[Website and app data records]
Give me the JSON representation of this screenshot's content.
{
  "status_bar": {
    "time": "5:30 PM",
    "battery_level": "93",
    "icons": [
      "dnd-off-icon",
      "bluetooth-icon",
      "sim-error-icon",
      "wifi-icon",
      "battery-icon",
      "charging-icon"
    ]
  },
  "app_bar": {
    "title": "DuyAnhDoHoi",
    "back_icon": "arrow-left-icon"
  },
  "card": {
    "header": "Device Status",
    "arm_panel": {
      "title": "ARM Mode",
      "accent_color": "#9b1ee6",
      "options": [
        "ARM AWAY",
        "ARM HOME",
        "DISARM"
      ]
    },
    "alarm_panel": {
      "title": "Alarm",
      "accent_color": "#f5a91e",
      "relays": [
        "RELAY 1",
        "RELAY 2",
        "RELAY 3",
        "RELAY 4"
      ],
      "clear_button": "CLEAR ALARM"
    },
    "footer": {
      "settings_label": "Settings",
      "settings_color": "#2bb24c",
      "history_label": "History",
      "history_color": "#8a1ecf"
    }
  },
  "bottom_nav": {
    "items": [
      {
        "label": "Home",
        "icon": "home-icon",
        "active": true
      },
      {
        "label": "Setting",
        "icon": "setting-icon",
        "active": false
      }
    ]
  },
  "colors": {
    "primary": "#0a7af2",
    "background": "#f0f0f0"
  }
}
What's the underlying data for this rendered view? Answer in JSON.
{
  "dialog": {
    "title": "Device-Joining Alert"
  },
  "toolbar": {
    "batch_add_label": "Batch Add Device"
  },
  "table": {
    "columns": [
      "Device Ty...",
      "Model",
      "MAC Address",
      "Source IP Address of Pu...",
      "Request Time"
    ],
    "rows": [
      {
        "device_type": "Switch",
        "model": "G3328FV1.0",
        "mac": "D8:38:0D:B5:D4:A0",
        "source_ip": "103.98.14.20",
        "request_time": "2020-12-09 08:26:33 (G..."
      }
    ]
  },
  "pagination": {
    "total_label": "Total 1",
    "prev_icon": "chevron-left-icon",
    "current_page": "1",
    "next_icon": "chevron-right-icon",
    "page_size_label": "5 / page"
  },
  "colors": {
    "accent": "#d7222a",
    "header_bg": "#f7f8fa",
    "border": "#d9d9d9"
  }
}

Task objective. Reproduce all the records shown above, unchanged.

Result of the task.
Give me the JSON representation of this screenshot's content.
{
  "status_bar": {
    "time": "5:30 PM",
    "battery_level": "93",
    "icons": [
      "dnd-off-icon",
      "bluetooth-icon",
      "sim-error-icon",
      "wifi-icon",
      "battery-icon",
      "charging-icon"
    ]
  },
  "app_bar": {
    "title": "DuyAnhDoHoi",
    "back_icon": "arrow-left-icon"
  },
  "card": {
    "header": "Device Status",
    "arm_panel": {
      "title": "ARM Mode",
      "accent_color": "#9b1ee6",
      "options": [
        "ARM AWAY",
        "ARM HOME",
        "DISARM"
      ]
    },
    "alarm_panel": {
      "title": "Alarm",
      "accent_color": "#f5a91e",
      "relays": [
        "RELAY 1",
        "RELAY 2",
        "RELAY 3",
        "RELAY 4"
      ],
      "clear_button": "CLEAR ALARM"
    },
    "footer": {
      "settings_label": "Settings",
      "settings_color": "#2bb24c",
      "history_label": "History",
      "history_color": "#8a1ecf"
    }
  },
  "bottom_nav": {
    "items": [
      {
        "label": "Home",
        "icon": "home-icon",
        "active": true
      },
      {
        "label": "Setting",
        "icon": "setting-icon",
        "active": false
      }
    ]
  },
  "colors": {
    "primary": "#0a7af2",
    "background": "#f0f0f0"
  }
}
What's the underlying data for this rendered view? Answer in JSON.
{
  "dialog": {
    "title": "Device-Joining Alert"
  },
  "toolbar": {
    "batch_add_label": "Batch Add Device"
  },
  "table": {
    "columns": [
      "Device Ty...",
      "Model",
      "MAC Address",
      "Source IP Address of Pu...",
      "Request Time"
    ],
    "rows": [
      {
        "device_type": "Switch",
        "model": "G3328FV1.0",
        "mac": "D8:38:0D:B5:D4:A0",
        "source_ip": "103.98.14.20",
        "request_time": "2020-12-09 08:26:33 (G..."
      }
    ]
  },
  "pagination": {
    "total_label": "Total 1",
    "prev_icon": "chevron-left-icon",
    "current_page": "1",
    "next_icon": "chevron-right-icon",
    "page_size_label": "5 / page"
  },
  "colors": {
    "accent": "#d7222a",
    "header_bg": "#f7f8fa",
    "border": "#d9d9d9"
  }
}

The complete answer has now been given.